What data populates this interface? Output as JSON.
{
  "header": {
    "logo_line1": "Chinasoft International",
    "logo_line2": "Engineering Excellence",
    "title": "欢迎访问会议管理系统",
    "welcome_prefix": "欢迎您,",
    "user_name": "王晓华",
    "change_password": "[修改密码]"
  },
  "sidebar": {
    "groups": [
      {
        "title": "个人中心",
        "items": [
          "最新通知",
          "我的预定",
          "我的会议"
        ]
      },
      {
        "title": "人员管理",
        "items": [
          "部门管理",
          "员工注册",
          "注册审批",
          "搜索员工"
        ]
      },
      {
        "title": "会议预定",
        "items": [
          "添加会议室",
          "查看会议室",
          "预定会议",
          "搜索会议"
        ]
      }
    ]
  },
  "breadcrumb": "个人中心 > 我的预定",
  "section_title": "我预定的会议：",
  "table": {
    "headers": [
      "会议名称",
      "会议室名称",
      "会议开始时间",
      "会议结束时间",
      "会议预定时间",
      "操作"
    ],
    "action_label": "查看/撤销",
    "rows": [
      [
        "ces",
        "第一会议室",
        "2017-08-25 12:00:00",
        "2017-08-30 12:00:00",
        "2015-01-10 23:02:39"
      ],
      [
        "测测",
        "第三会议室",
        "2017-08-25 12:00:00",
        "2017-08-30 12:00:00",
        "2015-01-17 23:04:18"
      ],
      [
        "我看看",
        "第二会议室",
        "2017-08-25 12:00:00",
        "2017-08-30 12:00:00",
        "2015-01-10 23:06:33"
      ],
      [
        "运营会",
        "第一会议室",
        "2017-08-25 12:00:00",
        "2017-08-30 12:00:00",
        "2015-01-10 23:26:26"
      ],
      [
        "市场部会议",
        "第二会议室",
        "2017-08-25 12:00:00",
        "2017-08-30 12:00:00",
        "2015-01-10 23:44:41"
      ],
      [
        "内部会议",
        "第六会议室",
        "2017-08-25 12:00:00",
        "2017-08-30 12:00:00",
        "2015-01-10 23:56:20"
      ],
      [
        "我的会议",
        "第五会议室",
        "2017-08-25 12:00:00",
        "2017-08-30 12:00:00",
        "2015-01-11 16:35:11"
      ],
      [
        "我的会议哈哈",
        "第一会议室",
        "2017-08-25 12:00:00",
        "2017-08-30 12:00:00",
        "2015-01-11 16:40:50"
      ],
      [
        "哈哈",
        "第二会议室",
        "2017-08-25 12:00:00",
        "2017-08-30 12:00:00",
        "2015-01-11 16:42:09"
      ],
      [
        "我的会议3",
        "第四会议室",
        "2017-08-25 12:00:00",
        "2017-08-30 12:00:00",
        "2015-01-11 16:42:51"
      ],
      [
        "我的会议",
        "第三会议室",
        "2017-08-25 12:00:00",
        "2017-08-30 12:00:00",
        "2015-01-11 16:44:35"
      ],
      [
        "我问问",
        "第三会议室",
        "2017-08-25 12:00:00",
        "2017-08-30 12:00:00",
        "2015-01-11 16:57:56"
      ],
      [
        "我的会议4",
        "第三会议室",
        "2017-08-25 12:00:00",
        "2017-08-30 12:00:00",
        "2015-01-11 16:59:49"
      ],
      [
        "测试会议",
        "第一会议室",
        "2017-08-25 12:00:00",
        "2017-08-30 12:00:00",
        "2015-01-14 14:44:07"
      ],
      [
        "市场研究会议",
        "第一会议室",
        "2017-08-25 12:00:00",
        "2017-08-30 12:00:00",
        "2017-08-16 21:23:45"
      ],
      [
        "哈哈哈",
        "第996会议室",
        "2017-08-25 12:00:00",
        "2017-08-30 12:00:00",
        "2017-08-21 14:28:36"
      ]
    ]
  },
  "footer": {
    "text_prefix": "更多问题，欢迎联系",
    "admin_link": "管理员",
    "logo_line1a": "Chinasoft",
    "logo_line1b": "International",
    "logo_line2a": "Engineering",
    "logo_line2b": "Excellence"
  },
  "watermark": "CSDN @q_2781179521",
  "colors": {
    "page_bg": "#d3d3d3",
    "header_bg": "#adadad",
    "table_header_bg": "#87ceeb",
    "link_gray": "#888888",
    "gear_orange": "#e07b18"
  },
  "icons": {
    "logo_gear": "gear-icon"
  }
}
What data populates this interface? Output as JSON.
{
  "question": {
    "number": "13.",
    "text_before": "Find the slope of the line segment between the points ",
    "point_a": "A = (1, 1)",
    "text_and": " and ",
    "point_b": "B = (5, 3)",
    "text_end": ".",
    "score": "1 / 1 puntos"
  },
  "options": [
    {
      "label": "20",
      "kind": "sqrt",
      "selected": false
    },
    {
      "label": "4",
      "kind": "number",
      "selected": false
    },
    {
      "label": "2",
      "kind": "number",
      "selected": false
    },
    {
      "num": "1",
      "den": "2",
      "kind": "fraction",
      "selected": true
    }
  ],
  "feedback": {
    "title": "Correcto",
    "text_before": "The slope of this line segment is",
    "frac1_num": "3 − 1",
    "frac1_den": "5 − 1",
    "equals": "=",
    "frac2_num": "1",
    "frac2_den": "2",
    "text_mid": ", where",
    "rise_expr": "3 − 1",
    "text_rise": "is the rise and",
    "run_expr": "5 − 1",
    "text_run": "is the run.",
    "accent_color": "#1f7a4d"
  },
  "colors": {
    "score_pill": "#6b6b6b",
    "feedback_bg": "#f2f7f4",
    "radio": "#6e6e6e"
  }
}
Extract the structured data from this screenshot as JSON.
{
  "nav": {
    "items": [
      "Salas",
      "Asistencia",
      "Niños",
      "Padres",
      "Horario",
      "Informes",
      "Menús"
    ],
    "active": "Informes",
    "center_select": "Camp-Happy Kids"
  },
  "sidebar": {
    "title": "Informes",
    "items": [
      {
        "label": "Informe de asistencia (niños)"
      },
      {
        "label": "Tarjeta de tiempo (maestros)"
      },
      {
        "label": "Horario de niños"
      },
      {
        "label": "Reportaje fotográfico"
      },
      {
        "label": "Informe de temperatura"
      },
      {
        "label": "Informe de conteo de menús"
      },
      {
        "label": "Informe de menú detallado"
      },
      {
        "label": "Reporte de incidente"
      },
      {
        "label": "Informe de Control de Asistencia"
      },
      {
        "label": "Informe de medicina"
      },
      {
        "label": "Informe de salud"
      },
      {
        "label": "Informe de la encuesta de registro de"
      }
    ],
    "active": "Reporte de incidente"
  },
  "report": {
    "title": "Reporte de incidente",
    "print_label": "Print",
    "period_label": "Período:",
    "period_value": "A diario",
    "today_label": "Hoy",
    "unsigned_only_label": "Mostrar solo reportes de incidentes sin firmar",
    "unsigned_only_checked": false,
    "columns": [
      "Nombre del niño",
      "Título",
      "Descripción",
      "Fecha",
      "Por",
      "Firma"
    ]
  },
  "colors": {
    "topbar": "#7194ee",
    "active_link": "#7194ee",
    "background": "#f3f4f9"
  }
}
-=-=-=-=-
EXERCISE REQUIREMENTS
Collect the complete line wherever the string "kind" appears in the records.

TASK OUTPUT
      "kind": "sqrt",
      "kind": "number",
      "kind": "number",
      "kind": "fraction",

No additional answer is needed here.